Reducing the Risk of Insuring the American Dream

By Jeff De Turris  |  January 22, 2014

Jeff Deturris Home ownership has been a long-standing dream for many Americans, but various events over the last few years have made it more problematic to buy and maintain a home. For example, more intense extreme-weather events, such as hurricanes and other natural disasters, have become concerns for those who can handle the upfront cost of buying a home but not the expense of rebuilding or repairing should the worst happen. The economic downturn has even affected regular repairs, making them more challenging to complete. On another front, the percentage of Millennials moving back in with their parents because of financial hardship is 17 points higher than was the case for their Gen X counterparts, according to a recent survey by salary data company Payscale. That return to the nest presents potential new exposures and can alter Millennial parents’ homeowners risk profiles.

In the face of such mounting challenges, insurers can help Americans fulfill their home ownership dreams. And doing so often relies on cutting-edge data and analytics tools to price more accurately and to provide incentives to reduce the potential for loss.

Using data and analytics, an insurer can more accurately evaluate the homes it covers and better assess the homeowners’ evolving risk profiles. Beyond such business benefits, insurers can create incentives that may, in fact, ultimately lower premiums and reduce claims.
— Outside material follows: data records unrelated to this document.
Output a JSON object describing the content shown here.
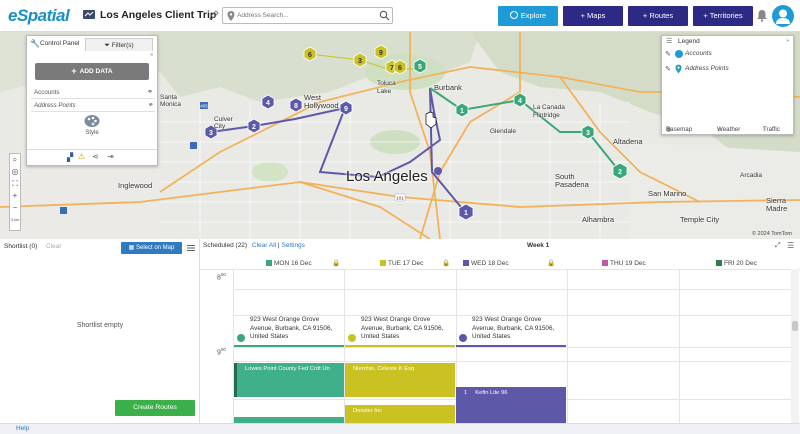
{
  "app": {
    "logo": "eSpatial"
  },
  "header": {
    "trip_title": "Los Angeles Client Trip",
    "search_placeholder": "Address Search...",
    "buttons": {
      "explore": "Explore",
      "maps": "+ Maps",
      "routes": "+ Routes",
      "territories": "+ Territories"
    }
  },
  "colors": {
    "accent": "#1e9bd7",
    "nav": "#2c2a85",
    "route": "#5d58a8",
    "green": "#3aa77a",
    "gold": "#c9c222"
  },
  "map": {
    "labels": {
      "los_angeles": "Los Angeles",
      "burbank": "Burbank",
      "inglewood": "Inglewood",
      "west_hollywood": "West Hollywood",
      "toluca_lake": "Toluca Lake",
      "la_canada": "La Canada Flintridge",
      "altadena": "Altadena",
      "south_pasadena": "South Pasadena",
      "san_marino": "San Marino",
      "alhambra": "Alhambra",
      "temple_city": "Temple City",
      "sierra_madre": "Sierra Madre",
      "culver_city": "Culver City",
      "santa_monica": "Santa Monica",
      "glendale": "Glendale",
      "arcadia": "Arcadia"
    },
    "copyright": "© 2024 TomTom",
    "scale": "3 km",
    "markers": {
      "route_blue": [
        "1",
        "2",
        "3",
        "4",
        "8",
        "9"
      ],
      "route_green": [
        "1",
        "2",
        "3",
        "4"
      ],
      "route_gold": [
        "3",
        "5",
        "6",
        "6",
        "7",
        "8",
        "9"
      ]
    }
  },
  "control_panel": {
    "tab_control": "Control Panel",
    "tab_filters": "Filter(s)",
    "add_data": "ADD DATA",
    "rows": [
      "Accounts",
      "Address Points"
    ],
    "style": "Style"
  },
  "legend": {
    "title": "Legend",
    "items": [
      "Accounts",
      "Address Points"
    ],
    "footer": {
      "basemap": "Basemap",
      "weather": "Weather",
      "traffic": "Traffic"
    }
  },
  "shortlist": {
    "title": "Shortlist (0)",
    "clear": "Clear",
    "select_on_map": "Select on Map",
    "empty": "Shortlist empty",
    "create_routes": "Create Routes"
  },
  "schedule": {
    "scheduled": "Scheduled (22)",
    "clear_all": "Clear All",
    "settings": "Settings",
    "week": "Week 1",
    "days": [
      {
        "label": "MON 16 Dec",
        "color": "#3aa77a"
      },
      {
        "label": "TUE 17 Dec",
        "color": "#c9c222"
      },
      {
        "label": "WED 18 Dec",
        "color": "#5d58a8"
      },
      {
        "label": "THU 19 Dec",
        "color": "#c05aa8"
      },
      {
        "label": "FRI 20 Dec",
        "color": "#2e7d4f"
      }
    ],
    "times": [
      "8",
      "9"
    ],
    "time_suffix": "00",
    "address": "923 West Orange Grove Avenue, Burbank, CA 91506, United States",
    "appointments": {
      "mon": "Lowes Point County Fed Crdt Un",
      "tue1": "Nierchio, Celeste K Esq",
      "tue2": "Dossier Inc",
      "wed_num": "1",
      "wed": "Kefin Lite 96"
    }
  },
  "footer": {
    "help": "Help"
  }
}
For instance, insurers can offer programs similar to incentive plans for drivers who attend defensive driving courses, which eliminate points from driving records and should improve skills. For homeowners, insurers can offer a program to insureds who get an education about lurking risks and take steps to mitigate future losses.  Addressing issues from aging roofs to washing machine hose connections and hot water heaters, insurers can provide discounts or lower deductibles for attendees and, in turn, potentially help reduce future losses and claims.

Insight for insurers and education for homeowners can help make the American dream of owning a home more of a reality in these volatile times. For more information about how insurance companies can reduce their risk and support their customers, check out my recent article in Verisk Review. 

Jeff De Turris

Jeff DeTurris is assistant vice president – Personal Lines at ISO. He is in charge of all aspects of producing and developing the company’s personal lines rules, forms, and pricing products. He is also ISO's point person on emerging issues. He facilitates the company’s customer advisory panel on emerging issues and coordinates ISO’s study of and responses to topics identified as important concerns for the future.